WORK TO BE COMPLETED: Search the listing for the string "JSON" and copy every line that contains it.
○ ○ ○ ○ ○
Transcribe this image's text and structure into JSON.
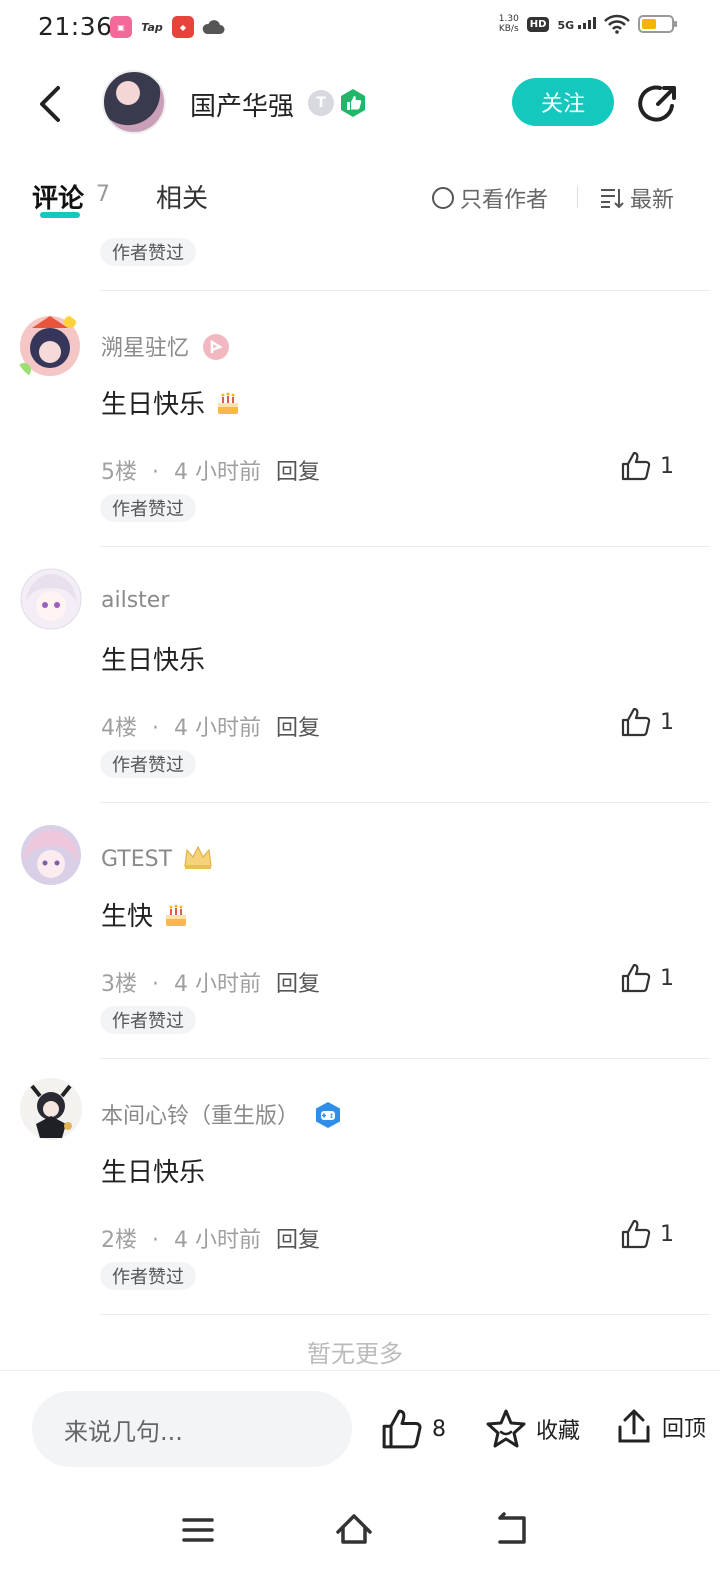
{
  "status_bar": {
    "time": "21:36",
    "apps": [
      "bilibili",
      "Tap",
      "app"
    ],
    "speed_value": "1.30",
    "speed_unit": "KB/s",
    "hd": "HD",
    "network": "5G"
  },
  "header": {
    "author_name": "国产华强",
    "badge_letter": "T",
    "follow_label": "关注"
  },
  "tabs": {
    "comments_label": "评论",
    "comments_count": "7",
    "related_label": "相关",
    "only_author_label": "只看作者",
    "sort_label": "最新"
  },
  "top_partial_tag": "作者赞过",
  "comments": [
    {
      "user": "溯星驻忆",
      "text": "生日快乐",
      "floor": "5楼",
      "time": "4 小时前",
      "reply_label": "回复",
      "likes": "1",
      "tag": "作者赞过",
      "has_cake": true
    },
    {
      "user": "ailster",
      "text": "生日快乐",
      "floor": "4楼",
      "time": "4 小时前",
      "reply_label": "回复",
      "likes": "1",
      "tag": "作者赞过",
      "has_cake": false
    },
    {
      "user": "GTEST",
      "text": "生快",
      "floor": "3楼",
      "time": "4 小时前",
      "reply_label": "回复",
      "likes": "1",
      "tag": "作者赞过",
      "has_cake": true
    },
    {
      "user": "本间心铃（重生版）",
      "text": "生日快乐",
      "floor": "2楼",
      "time": "4 小时前",
      "reply_label": "回复",
      "likes": "1",
      "tag": "作者赞过",
      "has_cake": false
    }
  ],
  "meta_separator": "·",
  "end_text": "暂无更多",
  "bottom_bar": {
    "input_placeholder": "来说几句...",
    "like_count": "8",
    "favorite_label": "收藏",
    "top_label": "回顶"
  },
  "colors": {
    "accent": "#14c8bd",
    "follow_text": "#ffffff",
    "meta_gray": "#a0a0a0"
  }
}
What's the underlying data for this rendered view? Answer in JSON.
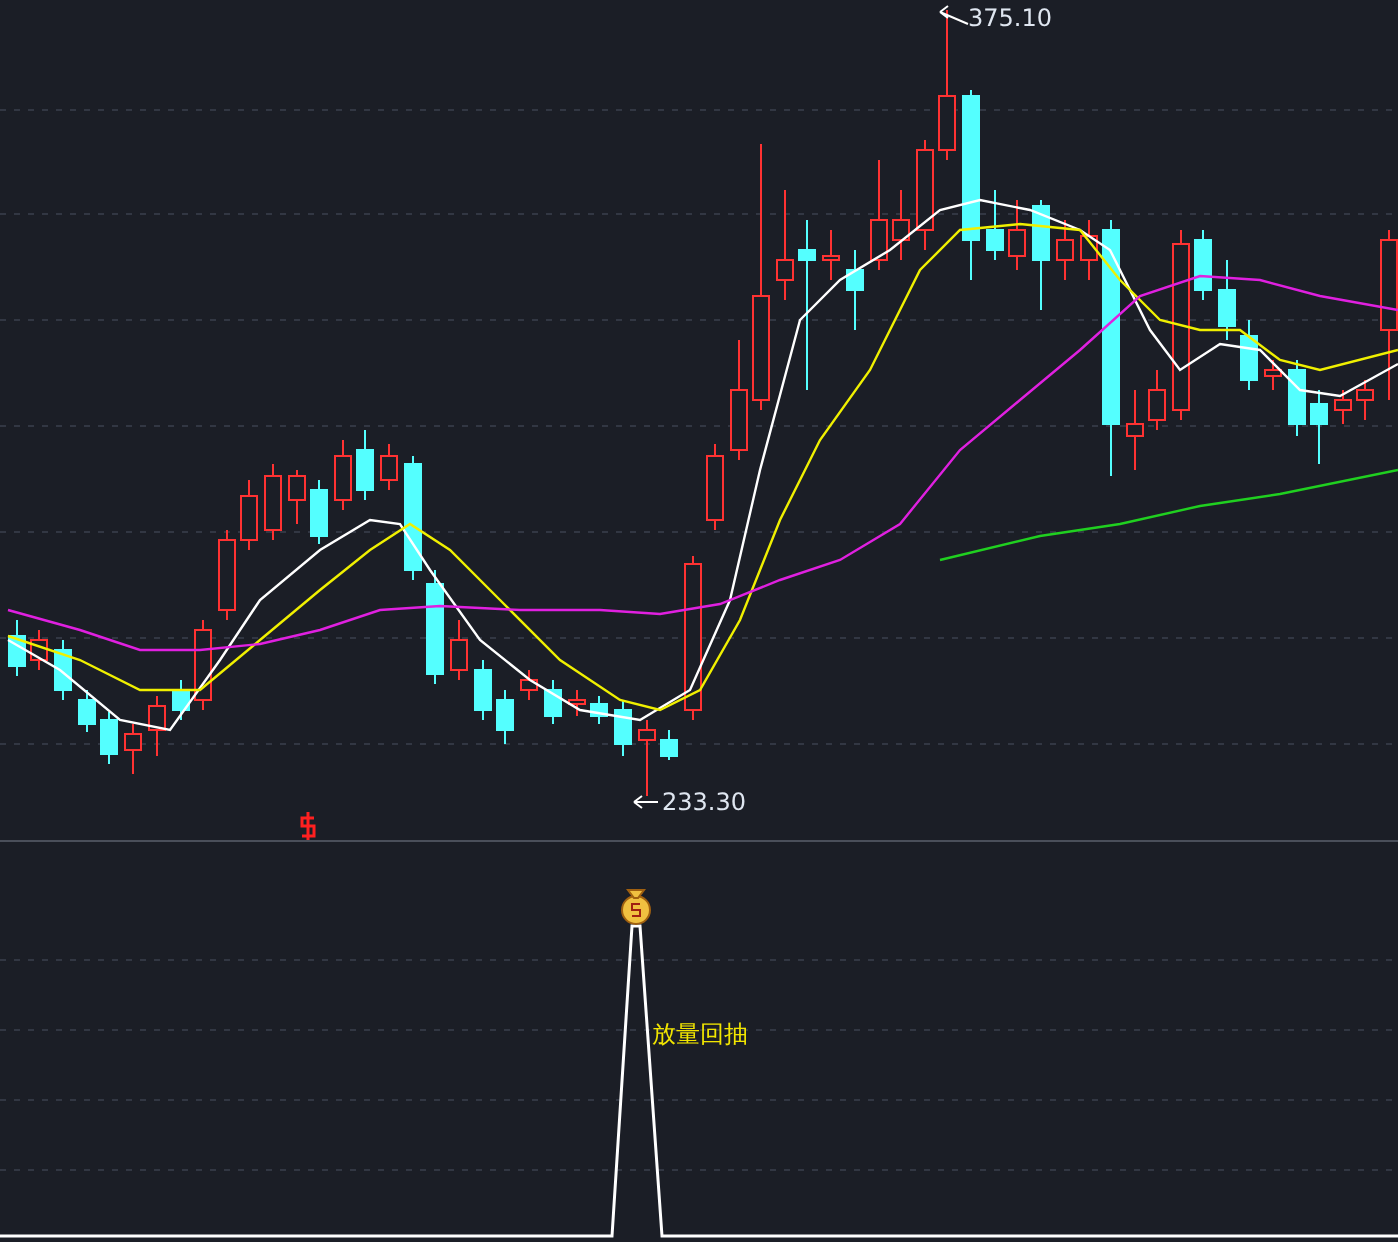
{
  "price_chart": {
    "high_label": "375.10",
    "low_label": "233.30"
  },
  "indicator_panel": {
    "signal_label": "放量回抽"
  }
}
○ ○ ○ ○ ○
RESULT OF THE EXERCISE:
Transcribe this image's text and structure into JSON.
What's the underlying data for this rendered view? Answer in JSON.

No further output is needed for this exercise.